  15. Smooth Muscle Excitation-Contraction Coupling • Depolarization of sarcolemma opens Ca2+ channels • Ca2+ enters the cell from the extracellular fluid • Ca2+ binds with calmodulin in cytoplasm • Ca2+-calmodulin binds to myosin light chain kinase • activates MLCK • MLCK phosphorylates myosin • needed for myosin to bind actin • Cross-bridge cycling

  16. Whole Muscle Mechanics Types of Contractions • Isometric Contraction • muscle is prevented from shortening • contraction generates force on attachment points • Isotonic Contraction • muscle allowed to shorten upon contraction • muscle moves and object of a given mass Fig 17.9

  17. Isometric Contractions Twitch • response to a single, rapid stimulus Summation • Application of stimuli in rapid succession • Muscle responds to second before fully relaxed from first • Increased tension generated Tetanus • With repeated stimulation at high frequency twitches fuse to form steady tension Fig 17.11

  18. Length-Tension Relationship • Maximum force generated is associated with starting length of muscle • Related to the overlaps of thick and thin filaments • Maximum tension generated at normal in vivo resting length • Too long - pull thick and thin filaments apart • Too short - thin filaments form opposite sides collide Fig 17.12

  19. Isotonic Contraction • Muscle free to shorten with stimulation •  shortening distance with load •  shortening velocity with load Fig 17.9-17.10

  20. Isotonic Contraction • Contraction Force (N) • Anything that changes the state of motion for an object • Force  Cross-Sectional Area • Work (J) • Expresses forces applied to an object to set it in motion • Force × Distance • With  load,  mass,  distance • Max work obtained at ~40% max. load • Work  Muscle Mass Fig 17.13

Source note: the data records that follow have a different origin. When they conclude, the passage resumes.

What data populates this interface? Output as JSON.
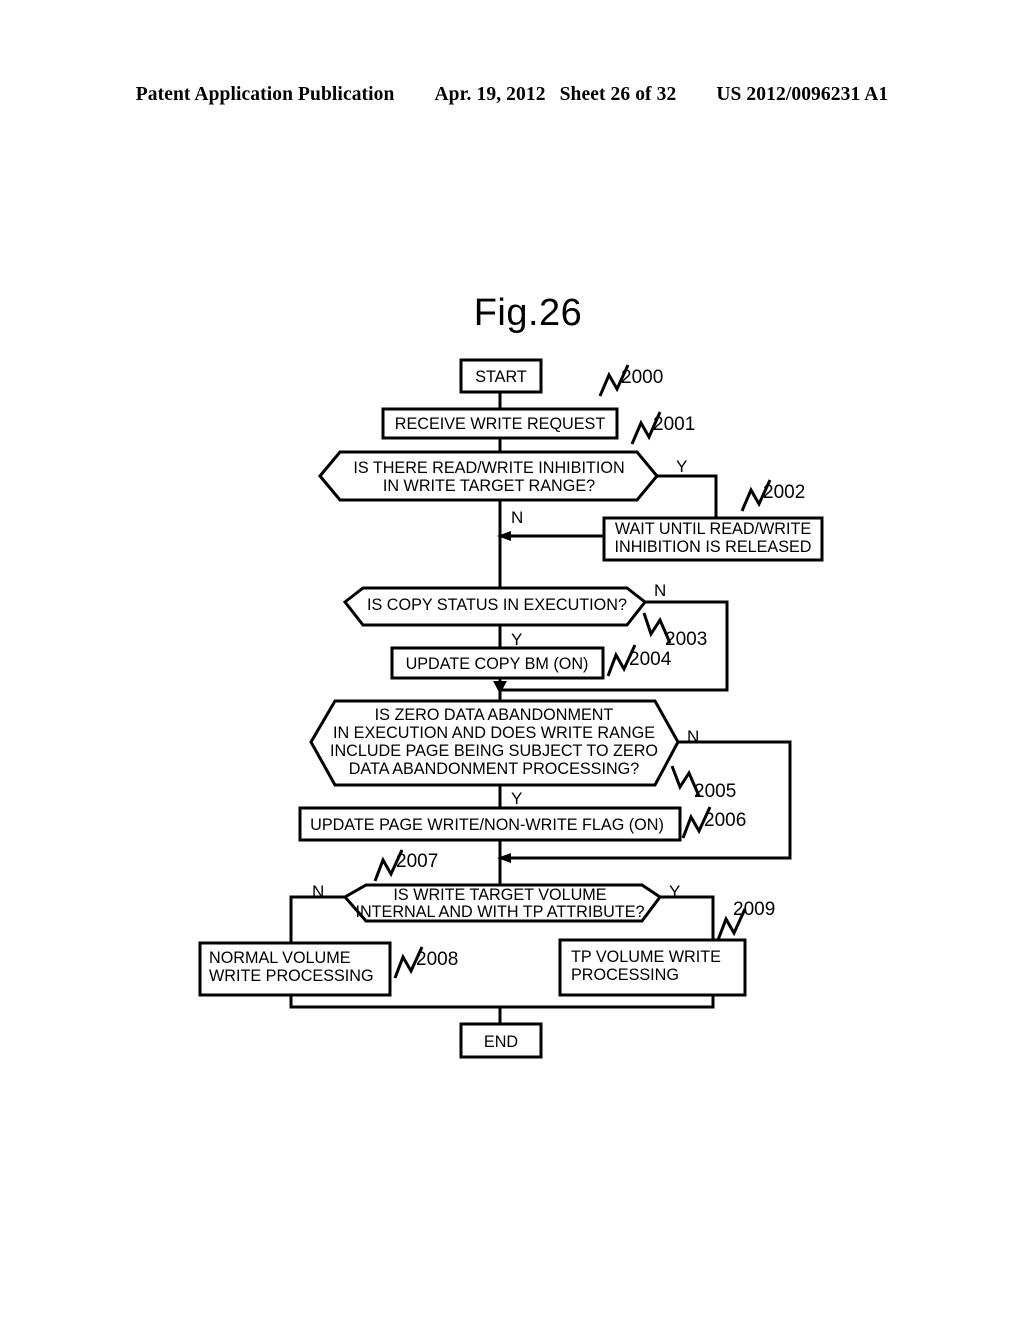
{
  "header": {
    "publication": "Patent Application Publication",
    "date": "Apr. 19, 2012",
    "sheet": "Sheet 26 of 32",
    "pub_number": "US 2012/0096231 A1"
  },
  "figure": {
    "title": "Fig.26"
  },
  "flowchart": {
    "nodes": {
      "start": {
        "label": "START",
        "ref": "2000"
      },
      "receive_write_request": {
        "label": "RECEIVE WRITE REQUEST",
        "ref": "2001"
      },
      "decision_rw_inhibition": {
        "line1": "IS THERE READ/WRITE INHIBITION",
        "line2": "IN WRITE TARGET RANGE?",
        "yes": "Y",
        "no": "N"
      },
      "wait_rw_inhibition": {
        "line1": "WAIT UNTIL READ/WRITE",
        "line2": "INHIBITION IS RELEASED",
        "ref": "2002"
      },
      "decision_copy_status": {
        "line1": "IS COPY STATUS IN EXECUTION?",
        "yes": "Y",
        "no": "N",
        "ref": "2003"
      },
      "update_copy_bm": {
        "label": "UPDATE COPY BM (ON)",
        "ref": "2004"
      },
      "decision_zero_data": {
        "line1": "IS ZERO DATA ABANDONMENT",
        "line2": "IN EXECUTION AND DOES WRITE RANGE",
        "line3": "INCLUDE PAGE BEING SUBJECT TO ZERO",
        "line4": "DATA ABANDONMENT PROCESSING?",
        "yes": "Y",
        "no": "N",
        "ref": "2005"
      },
      "update_page_flag": {
        "label": "UPDATE PAGE WRITE/NON-WRITE FLAG (ON)",
        "ref": "2006"
      },
      "decision_tp_attribute": {
        "line1": "IS WRITE TARGET VOLUME",
        "line2": "INTERNAL AND WITH TP ATTRIBUTE?",
        "yes": "Y",
        "no": "N",
        "ref": "2007"
      },
      "normal_volume_write": {
        "line1": "NORMAL VOLUME",
        "line2": "WRITE PROCESSING",
        "ref": "2008"
      },
      "tp_volume_write": {
        "line1": "TP VOLUME WRITE",
        "line2": "PROCESSING",
        "ref": "2009"
      },
      "end": {
        "label": "END"
      }
    }
  },
  "colors": {
    "ink": "#000000",
    "paper": "#ffffff"
  }
}
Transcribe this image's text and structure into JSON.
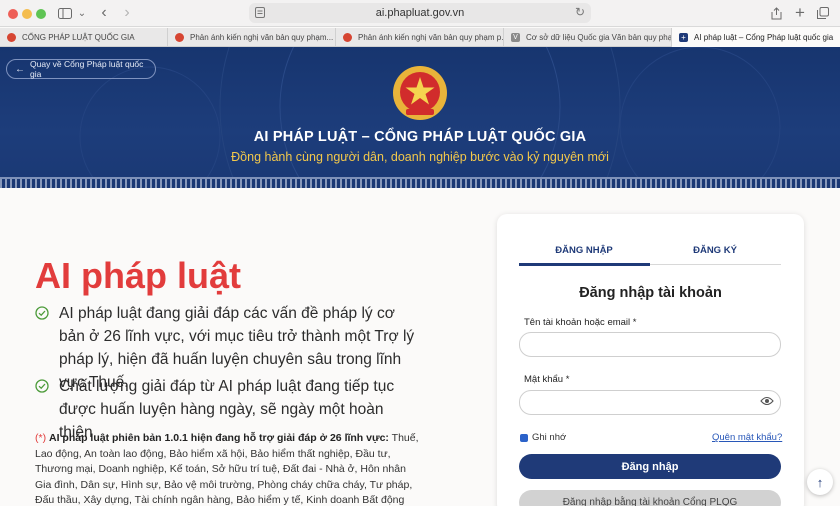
{
  "browser": {
    "url": "ai.phapluat.gov.vn",
    "tabs": [
      {
        "title": "CỔNG PHÁP LUẬT QUỐC GIA",
        "fav_color": "#d64532"
      },
      {
        "title": "Phản ánh kiến nghị văn bản quy phạm...",
        "fav_color": "#d64532"
      },
      {
        "title": "Phản ánh kiến nghị văn bản quy phạm p...",
        "fav_color": "#d64532"
      },
      {
        "title": "Cơ sở dữ liệu Quốc gia Văn bản quy phạ...",
        "fav_color": "#8a8a8a",
        "fav_letter": "V"
      },
      {
        "title": "AI pháp luật – Cổng Pháp luật quốc gia",
        "fav_color": "#1f3a78",
        "fav_letter": "+"
      }
    ]
  },
  "banner": {
    "back_label": "Quay về Cổng Pháp luật quốc gia",
    "title": "AI PHÁP LUẬT – CỔNG PHÁP LUẬT QUỐC GIA",
    "subtitle": "Đồng hành cùng người dân, doanh nghiệp bước vào kỷ nguyên mới"
  },
  "main": {
    "heading": "AI pháp luật",
    "bullets": [
      "AI pháp luật đang giải đáp các vấn đề pháp lý cơ bản ở 26 lĩnh vực, với mục tiêu trở thành một Trợ lý pháp lý, hiện đã huấn luyện chuyên sâu trong lĩnh vực Thuế.",
      "Chất lượng giải đáp từ AI pháp luật đang tiếp tục được huấn luyện hàng ngày, sẽ ngày một hoàn thiện."
    ],
    "note_star": "(*)",
    "note_bold": "AI pháp luật phiên bản 1.0.1 hiện đang hỗ trợ giải đáp ở 26 lĩnh vực:",
    "note_text": "Thuế, Lao động, An toàn lao động, Bảo hiểm xã hội, Bảo hiểm thất nghiệp, Đầu tư, Thương mại, Doanh nghiệp, Kế toán, Sở hữu trí tuệ, Đất đai - Nhà ở, Hôn nhân Gia đình, Dân sự, Hình sự, Bảo vệ môi trường, Phòng cháy chữa cháy, Tư pháp, Đấu thầu, Xây dựng, Tài chính ngân hàng, Bảo hiểm y tế, Kinh doanh Bất động sản, Hóa"
  },
  "login": {
    "tab_login": "ĐĂNG NHẬP",
    "tab_register": "ĐĂNG KÝ",
    "title": "Đăng nhập tài khoản",
    "username_label": "Tên tài khoản hoặc email *",
    "username_value": "",
    "password_label": "Mật khẩu *",
    "password_value": "",
    "remember_label": "Ghi nhớ",
    "forgot_label": "Quên mật khẩu?",
    "login_button": "Đăng nhập",
    "alt_button": "Đăng nhập bằng tài khoản Cổng PLQG"
  },
  "colors": {
    "brand_navy": "#1f3a78",
    "accent_red": "#e23c3c",
    "accent_gold": "#f3c84b"
  }
}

  21. Comparative Muscle Physiology:Vertebrate Skeletal Fiber Types • Fast (Twitch) Fibers • Low myoglobin content (white) • used for rapid movements • large nerve fibers w/ high velocities • anaerobic activity • Slow (Tonic) Fibers • High myoglobin content (red) • used for low-force prolonged contractions • small nerve fibers w/ low velocities • aerobic activity Fig 17.15 Table 17.2

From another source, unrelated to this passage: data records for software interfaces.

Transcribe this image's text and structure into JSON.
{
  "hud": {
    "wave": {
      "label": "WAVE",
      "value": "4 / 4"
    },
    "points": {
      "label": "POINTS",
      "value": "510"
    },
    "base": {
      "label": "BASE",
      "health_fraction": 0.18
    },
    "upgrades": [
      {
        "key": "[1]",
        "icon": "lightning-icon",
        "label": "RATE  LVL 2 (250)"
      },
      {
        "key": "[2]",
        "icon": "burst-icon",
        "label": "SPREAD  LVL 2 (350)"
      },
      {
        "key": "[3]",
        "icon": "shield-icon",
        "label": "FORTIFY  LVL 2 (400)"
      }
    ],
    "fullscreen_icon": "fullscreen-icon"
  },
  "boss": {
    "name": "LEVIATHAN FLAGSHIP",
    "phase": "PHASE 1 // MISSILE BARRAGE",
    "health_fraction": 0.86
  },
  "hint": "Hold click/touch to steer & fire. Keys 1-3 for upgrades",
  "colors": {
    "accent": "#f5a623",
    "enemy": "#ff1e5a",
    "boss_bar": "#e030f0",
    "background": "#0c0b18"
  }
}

  22. Comparative Muscle Physiology:Fiber Types in Tuna • Tonic Fibers • located in lateral core areas • used for “cruising” • Twitch Fibers • much of the remaining muscle mass • used for short bursts of high activity

  23. Comparative Muscle Physiology:Molluscan Catch Muscle • Used to seal shells of bivalves • Sustained contraction w/o fatigue • Little  in O2 consumption • Two groups of neurons innervate muscle • Exciters - releases ACh • causes release of Ca2+ • binds myosin w/o release • Relaxers - releases seratonin • causes release of cAMP • causes Ca2+ release from myosin

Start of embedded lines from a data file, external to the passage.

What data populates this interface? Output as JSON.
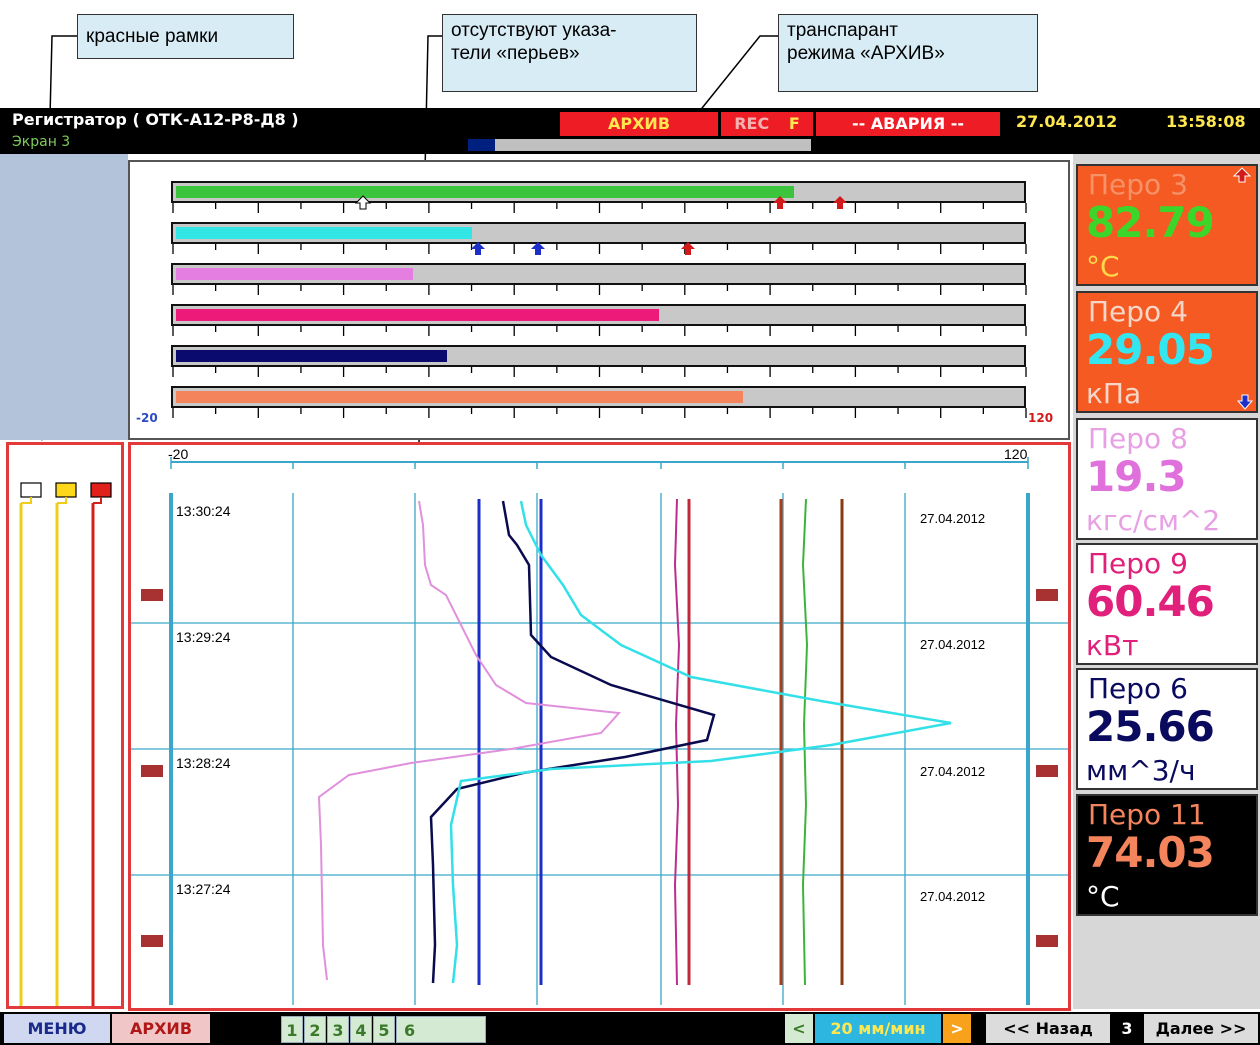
{
  "callouts": {
    "red_frames": "красные рамки",
    "no_pointers": "отсутствуют указа-\nтели «перьев»",
    "archive_banner": "транспарант\nрежима «АРХИВ»"
  },
  "header": {
    "title": "Регистратор ( ОТК-А12-Р8-Д8 )",
    "screen": "Экран 3",
    "archive_badge": "АРХИВ",
    "rec_label": "REC",
    "rec_flag": "F",
    "alarm": "-- АВАРИЯ --",
    "date": "27.04.2012",
    "time": "13:58:08",
    "progress_fraction": 0.08
  },
  "bars": {
    "min_label": "-20",
    "max_label": "120",
    "rows": [
      {
        "color": "#3cc43c",
        "fill": 0.73
      },
      {
        "color": "#33e6e6",
        "fill": 0.35
      },
      {
        "color": "#e47ee0",
        "fill": 0.28
      },
      {
        "color": "#ee1a7a",
        "fill": 0.57
      },
      {
        "color": "#0a0a6e",
        "fill": 0.32
      },
      {
        "color": "#f4845c",
        "fill": 0.67
      }
    ]
  },
  "trend": {
    "scale_min": "-20",
    "scale_max": "120",
    "times": [
      "13:30:24",
      "13:29:24",
      "13:28:24",
      "13:27:24"
    ],
    "dates": [
      "27.04.2012",
      "27.04.2012",
      "27.04.2012",
      "27.04.2012"
    ]
  },
  "pens": [
    {
      "name": "Перо 3",
      "value": "82.79",
      "unit": "°C",
      "bg": "#f45a22",
      "name_color": "#f79268",
      "value_color": "#3cd62a",
      "unit_color": "#ffd84a"
    },
    {
      "name": "Перо 4",
      "value": "29.05",
      "unit": "кПа",
      "bg": "#f45a22",
      "name_color": "#f5d6c8",
      "value_color": "#33e6f0",
      "unit_color": "#f5d6c8"
    },
    {
      "name": "Перо 8",
      "value": "19.3",
      "unit": "кгс/см^2",
      "bg": "#ffffff",
      "name_color": "#e8a0e4",
      "value_color": "#e070dc",
      "unit_color": "#e8a0e4"
    },
    {
      "name": "Перо 9",
      "value": "60.46",
      "unit": "кВт",
      "bg": "#ffffff",
      "name_color": "#e0207a",
      "value_color": "#e0207a",
      "unit_color": "#e0207a"
    },
    {
      "name": "Перо 6",
      "value": "25.66",
      "unit": "мм^3/ч",
      "bg": "#ffffff",
      "name_color": "#0a0a5e",
      "value_color": "#0a0a5e",
      "unit_color": "#0a0a5e"
    },
    {
      "name": "Перо 11",
      "value": "74.03",
      "unit": "°C",
      "bg": "#000000",
      "name_color": "#f4845c",
      "value_color": "#f4845c",
      "unit_color": "#ffffff"
    }
  ],
  "bottom": {
    "menu": "МЕНЮ",
    "archive": "АРХИВ",
    "screens": [
      "1",
      "2",
      "3",
      "4",
      "5",
      "6"
    ],
    "speed_dec": "<",
    "speed": "20 мм/мин",
    "speed_inc": ">",
    "back": "<< Назад",
    "page": "3",
    "next": "Далее >>"
  }
}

  24. Comparative Muscle Physiology:Crustacean Chelipod Muscle • Pinnate (angular) arrangement of fibers • can have more, shorter fibers • 2x increase in force • Few or only single motor unit(s) per muscle • Multiple innervation to each muscle fibers • slow neuron - stimulates tonic activity • fast neuron - stimulates twitch activity • inhibitory neuron - restricts activity Fig 17.17

  25. Comparative Muscle Physiology:Insect Flight Muscle • Synchonous flight muscle • moths, grasshoppers, dragonflies • slow wingbeat frequencies • each contraction is a response to a single nerve impulse • Asynchronous flight muscle • flies, bees mosquitoes • high wingbeat frequencies (100-1000 bps) • too fast for response to individual nerve signals • multiple contractions per nerve signal Box 17.2

  26. Comparative Muscle Physiology:Asynchronous Muscle Function • Fibrillar muscles • attached to walls of thorax • horizontal arrangement • vertical arrangement • not connected to wings • distort shape of thorax Box 17.2

  27. Comparative Muscle Physiology:Asynchronous Muscle Function • upstroke • vertical muscles contract • thorax distorted (click) • stretch horizontal muscles • induced them to contract • downstroke • horizontal muscles contract • distort thorax • stretch vertical muscles • several wingbeats per nerve impulse Box 17.2

  28. Comparative Muscle Physiology:Electric Eels • Electric organs – modified skeletal muscle • Electrocytes – stacked in columns • Respond to signals from motor neurons • All electrocytes in column depolarize spontaneously • Up to 600 V discharge Box 17.1